(Excerpts from an interface dataset)

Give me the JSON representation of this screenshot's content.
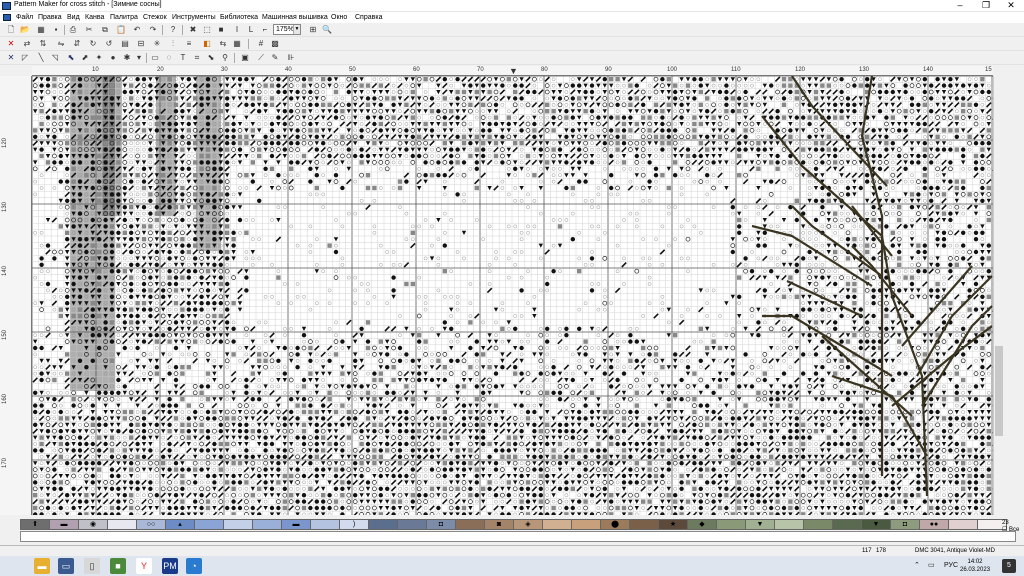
{
  "window": {
    "title": "Pattern Maker for cross stitch - [Зимние сосны]"
  },
  "menu": [
    "Файл",
    "Правка",
    "Вид",
    "Канва",
    "Палитра",
    "Стежок",
    "Инструменты",
    "Библиотека",
    "Машинная вышивка",
    "Окно",
    "Справка"
  ],
  "toolbar": {
    "zoom": "175%"
  },
  "ruler": {
    "h_labels": [
      "10",
      "20",
      "30",
      "40",
      "50",
      "60",
      "70",
      "80",
      "90",
      "100",
      "110",
      "120",
      "130",
      "140",
      "15"
    ],
    "v_labels": [
      "120",
      "130",
      "140",
      "150",
      "160",
      "170"
    ]
  },
  "palette": {
    "colors": [
      "#6e6e6e",
      "#b0a0b0",
      "#c0c0c8",
      "#e8e8f0",
      "#a9b8d6",
      "#6d8bc4",
      "#8aa4d6",
      "#c4d0e8",
      "#9ab0d8",
      "#7a96cc",
      "#b4c4e0",
      "#d2dcee",
      "#5c6e8e",
      "#6a7a96",
      "#7c8ca8",
      "#8a6e58",
      "#a48468",
      "#b8967a",
      "#d0b090",
      "#c8a07c",
      "#9c7a5c",
      "#7a6048",
      "#5c4a3a",
      "#6c7a60",
      "#8a9a78",
      "#a0b090",
      "#b8c4a8",
      "#7a8a68",
      "#5a6a50",
      "#4a5a40",
      "#8c9c7c",
      "#c0a8a8",
      "#e0d0d0",
      "#f4f0f0"
    ],
    "symbols": [
      "⬆",
      "▬",
      "◉",
      "",
      "○○",
      "▴",
      "",
      "",
      "",
      "▬",
      "",
      ")",
      "",
      "",
      "◘",
      "",
      "◙",
      "◈",
      "",
      "",
      "⬤",
      "",
      "★",
      "◆",
      "",
      "▼",
      "",
      "",
      "",
      "▼",
      "◘",
      "●●",
      "",
      ""
    ],
    "right_num": "23",
    "right_check": "Все"
  },
  "status": {
    "x": "117",
    "y": "178",
    "color": "DMC  3041, Antique Violet-MD"
  },
  "taskbar": {
    "lang": "РУС",
    "time": "14:02",
    "date": "26.03.2023",
    "notif": "5"
  }
}
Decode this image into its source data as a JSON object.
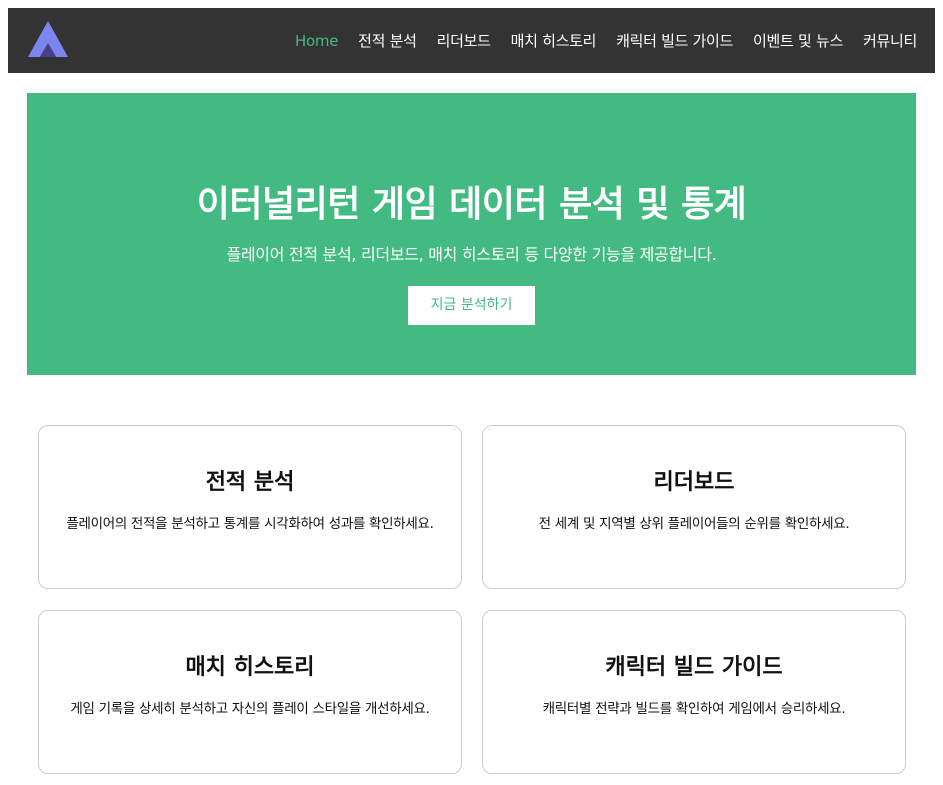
{
  "nav": {
    "logo_icon": "triangle-logo-icon",
    "items": [
      {
        "label": "Home",
        "active": true
      },
      {
        "label": "전적 분석",
        "active": false
      },
      {
        "label": "리더보드",
        "active": false
      },
      {
        "label": "매치 히스토리",
        "active": false
      },
      {
        "label": "캐릭터 빌드 가이드",
        "active": false
      },
      {
        "label": "이벤트 및 뉴스",
        "active": false
      },
      {
        "label": "커뮤니티",
        "active": false
      }
    ]
  },
  "hero": {
    "title": "이터널리턴 게임 데이터 분석 및 통계",
    "subtitle": "플레이어 전적 분석, 리더보드, 매치 히스토리 등 다양한 기능을 제공합니다.",
    "button_label": "지금 분석하기"
  },
  "cards": [
    {
      "title": "전적 분석",
      "description": "플레이어의 전적을 분석하고 통계를 시각화하여 성과를 확인하세요."
    },
    {
      "title": "리더보드",
      "description": "전 세계 및 지역별 상위 플레이어들의 순위를 확인하세요."
    },
    {
      "title": "매치 히스토리",
      "description": "게임 기록을 상세히 분석하고 자신의 플레이 스타일을 개선하세요."
    },
    {
      "title": "캐릭터 빌드 가이드",
      "description": "캐릭터별 전략과 빌드를 확인하여 게임에서 승리하세요."
    }
  ],
  "colors": {
    "accent": "#43ba82",
    "navbar_bg": "#333333",
    "logo_light": "#7b86f0",
    "logo_dark": "#4a3f8a"
  }
}
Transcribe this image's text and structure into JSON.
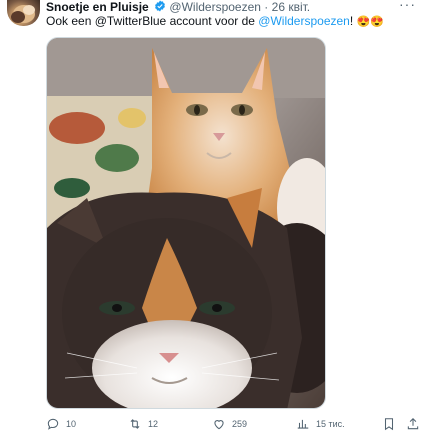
{
  "tweet": {
    "author_name": "Snoetje en Pluisje",
    "author_handle": "@Wilderspoezen",
    "separator": "·",
    "date": "26 квіт.",
    "more": "···",
    "text_prefix": "Ook een @TwitterBlue account voor de ",
    "text_link": "@Wilderspoezen",
    "text_suffix": "!",
    "emojis": "😍😍"
  },
  "actions": {
    "replies": "10",
    "retweets": "12",
    "likes": "259",
    "views": "15 тис."
  },
  "colors": {
    "link": "#1d9bf0",
    "verified": "#1d9bf0",
    "muted": "#536471"
  },
  "media": {
    "icon": "photo of two cats"
  }
}
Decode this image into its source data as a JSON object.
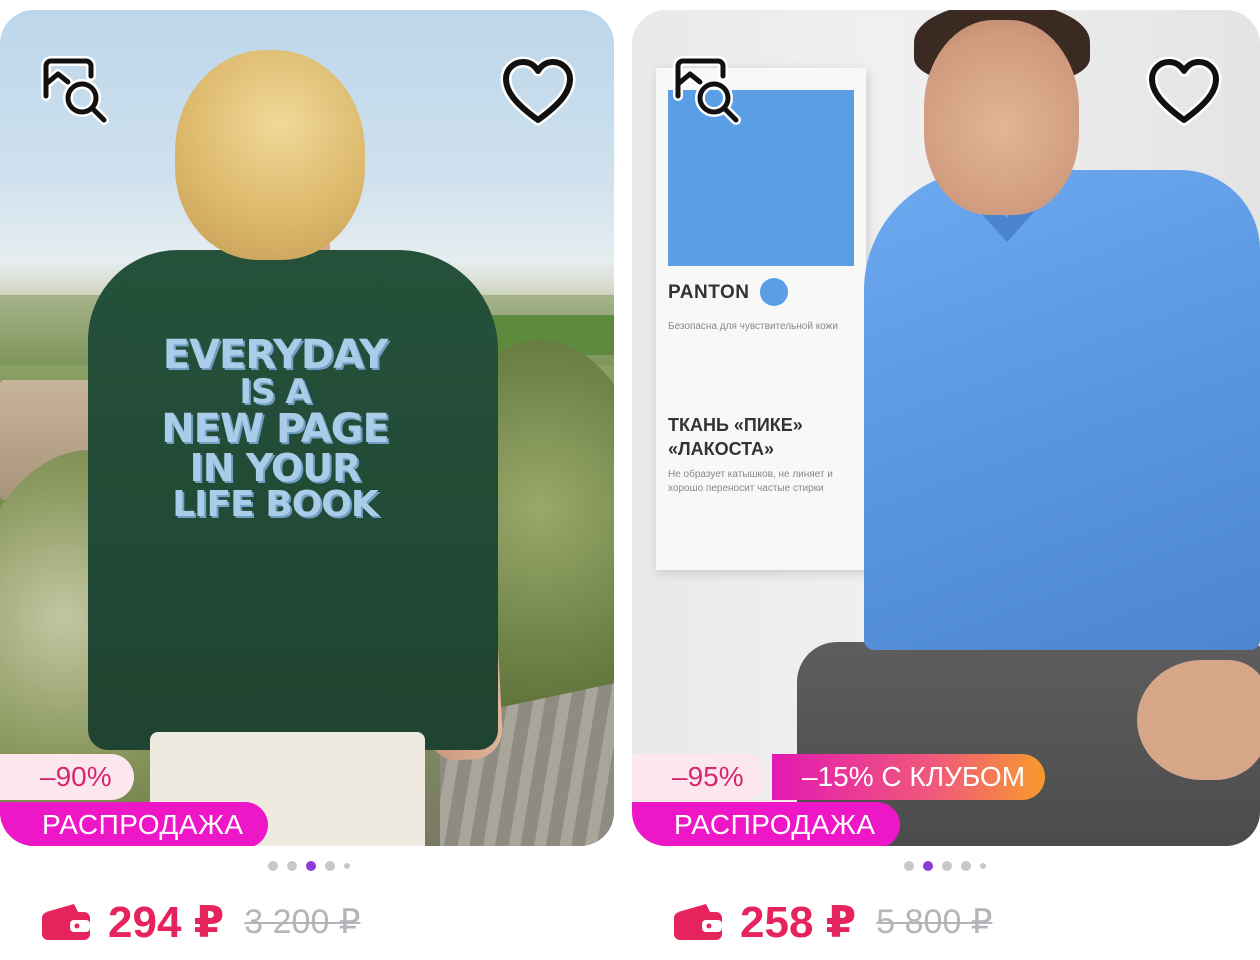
{
  "products": [
    {
      "image_print_text": [
        "EVERYDAY",
        "IS A",
        "NEW PAGE",
        "IN YOUR",
        "LIFE BOOK"
      ],
      "discount_badge": "–90%",
      "sale_badge": "РАСПРОДАЖА",
      "price": "294 ₽",
      "old_price": "3 200 ₽",
      "gallery_dots": 5,
      "active_dot": 2
    },
    {
      "info_card": {
        "swatch_label": "PANTON",
        "swatch_note": "Безопасна для чувствительной кожи",
        "fabric_title": "ТКАНЬ «ПИКЕ» «ЛАКОСТА»",
        "fabric_note": "Не образует катышков, не линяет и хорошо переносит частые стирки"
      },
      "discount_badge": "–95%",
      "club_badge": "–15% С КЛУБОМ",
      "sale_badge": "РАСПРОДАЖА",
      "price": "258 ₽",
      "old_price": "5 800 ₽",
      "gallery_dots": 5,
      "active_dot": 1
    }
  ],
  "icons": {
    "search": "image-search-icon",
    "favorite": "heart-outline-icon",
    "wallet": "wallet-icon"
  },
  "colors": {
    "price": "#e5245e",
    "sale_badge": "#ee17c8",
    "discount_bg": "#fde7ee",
    "discount_text": "#d6286e",
    "active_dot": "#8b3dd6",
    "old_price": "#b5b5b9"
  }
}
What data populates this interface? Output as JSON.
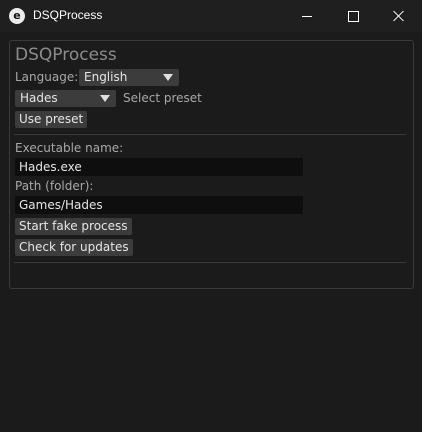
{
  "window": {
    "title": "DSQProcess",
    "icon_letter": "e"
  },
  "main": {
    "heading": "DSQProcess",
    "language_label": "Language:",
    "language_value": "English",
    "preset_value": "Hades",
    "preset_hint": "Select preset",
    "use_preset_label": "Use preset",
    "exe_label": "Executable name:",
    "exe_value": "Hades.exe",
    "path_label": "Path (folder):",
    "path_value": "Games/Hades",
    "start_label": "Start fake process",
    "updates_label": "Check for updates"
  }
}
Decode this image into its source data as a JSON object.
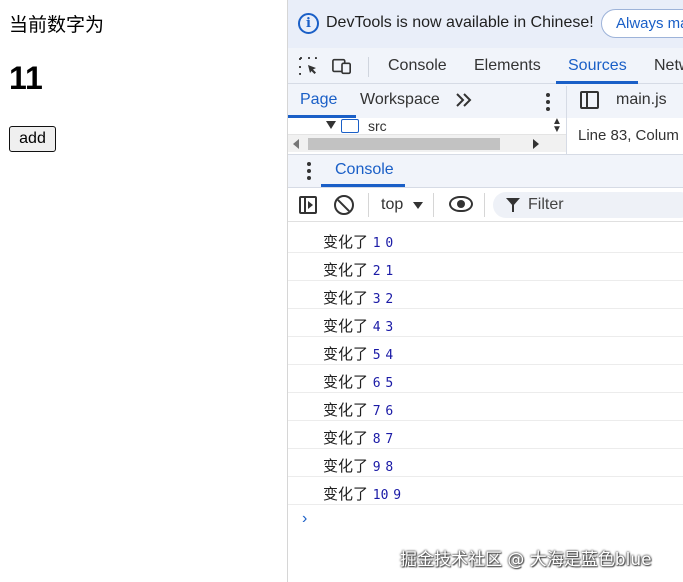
{
  "left_page": {
    "label": "当前数字为",
    "number": "11",
    "add_button": "add"
  },
  "devtools": {
    "infobar": {
      "message": "DevTools is now available in Chinese!",
      "button": "Always ma"
    },
    "main_tabs": [
      "Console",
      "Elements",
      "Sources",
      "Netw"
    ],
    "active_main_tab": "Sources",
    "sources": {
      "sub_tabs": [
        "Page",
        "Workspace"
      ],
      "tree_item": "src",
      "open_file": "main.js",
      "status": "Line 83, Colum"
    },
    "drawer": {
      "tab": "Console"
    },
    "console_toolbar": {
      "context": "top",
      "filter_placeholder": "Filter"
    },
    "console_logs": [
      {
        "text": "变化了",
        "a": "1",
        "b": "0"
      },
      {
        "text": "变化了",
        "a": "2",
        "b": "1"
      },
      {
        "text": "变化了",
        "a": "3",
        "b": "2"
      },
      {
        "text": "变化了",
        "a": "4",
        "b": "3"
      },
      {
        "text": "变化了",
        "a": "5",
        "b": "4"
      },
      {
        "text": "变化了",
        "a": "6",
        "b": "5"
      },
      {
        "text": "变化了",
        "a": "7",
        "b": "6"
      },
      {
        "text": "变化了",
        "a": "8",
        "b": "7"
      },
      {
        "text": "变化了",
        "a": "9",
        "b": "8"
      },
      {
        "text": "变化了",
        "a": "10",
        "b": "9"
      }
    ],
    "prompt": "›"
  },
  "watermark": "掘金技术社区 @ 大海是蓝色blue",
  "colors": {
    "accent": "#1a5fc7",
    "log_number": "#1a1aa6",
    "toolbar_bg": "#f1f4fa",
    "infobar_bg": "#e9eef9"
  }
}
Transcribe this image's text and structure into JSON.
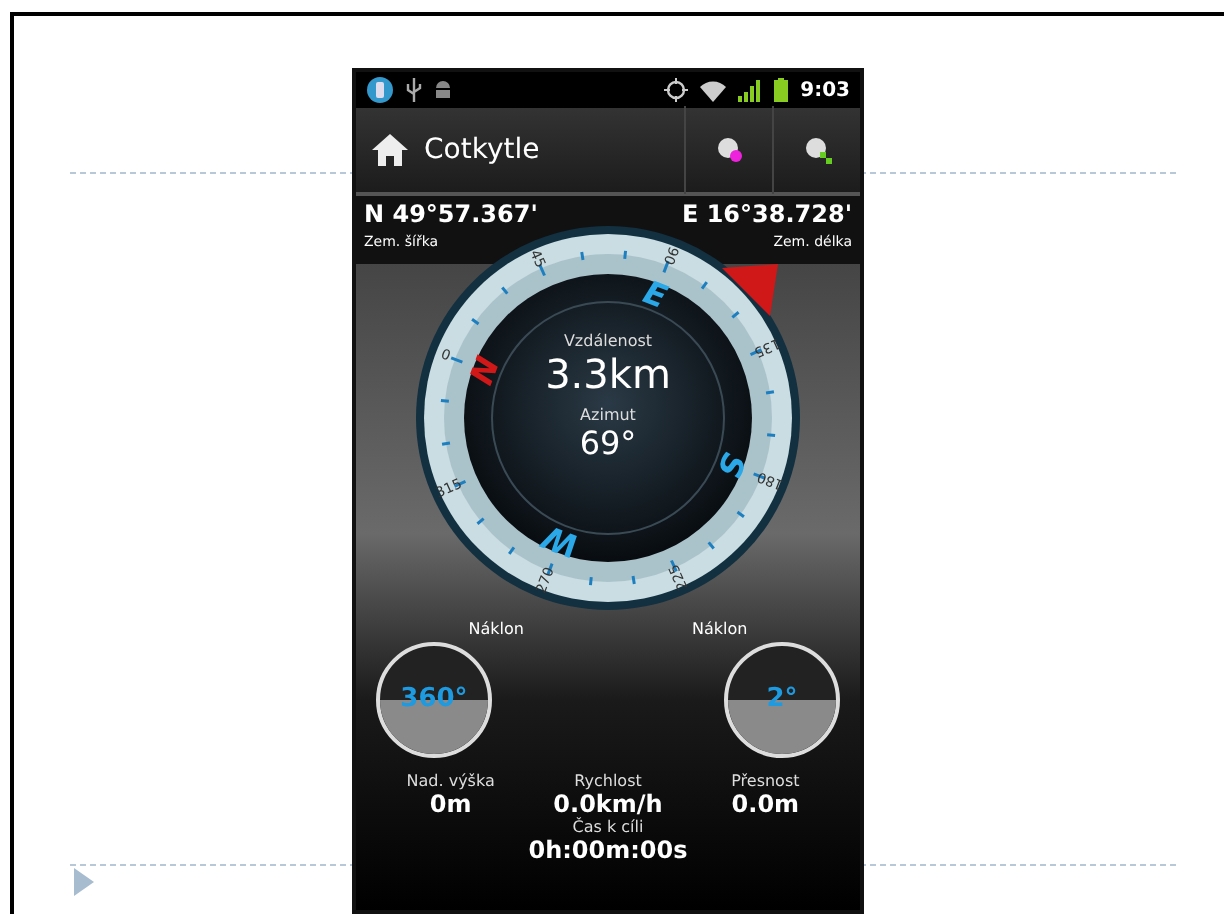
{
  "status_bar": {
    "time": "9:03"
  },
  "action_bar": {
    "title": "Cotkytle"
  },
  "coordinates": {
    "latitude": "N 49°57.367'",
    "latitude_label": "Zem. šířka",
    "longitude": "E 16°38.728'",
    "longitude_label": "Zem. délka"
  },
  "compass": {
    "dial_labels": [
      "0",
      "45",
      "90",
      "135",
      "180",
      "225",
      "270",
      "315"
    ],
    "cardinals": [
      "N",
      "E",
      "S",
      "W"
    ],
    "distance_label": "Vzdálenost",
    "distance": "3.3km",
    "azimuth_label": "Azimut",
    "azimuth": "69°"
  },
  "tilt_gauges": [
    {
      "label": "Náklon",
      "value": "360°"
    },
    {
      "label": "Náklon",
      "value": "2°"
    }
  ],
  "stats": [
    {
      "label": "Nad. výška",
      "value": "0m"
    },
    {
      "label": "Rychlost",
      "value": "0.0km/h"
    },
    {
      "label": "Přesnost",
      "value": "0.0m"
    }
  ],
  "time_to_target": {
    "label": "Čas k cíli",
    "value": "0h:00m:00s"
  }
}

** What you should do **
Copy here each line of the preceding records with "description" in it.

** Solution for this exercise **
      "description": "플레이어의 전적을 분석하고 통계를 시각화하여 성과를 확인하세요."
      "description": "전 세계 및 지역별 상위 플레이어들의 순위를 확인하세요."
      "description": "게임 기록을 상세히 분석하고 자신의 플레이 스타일을 개선하세요."
      "description": "캐릭터별 전략과 빌드를 확인하여 게임에서 승리하세요."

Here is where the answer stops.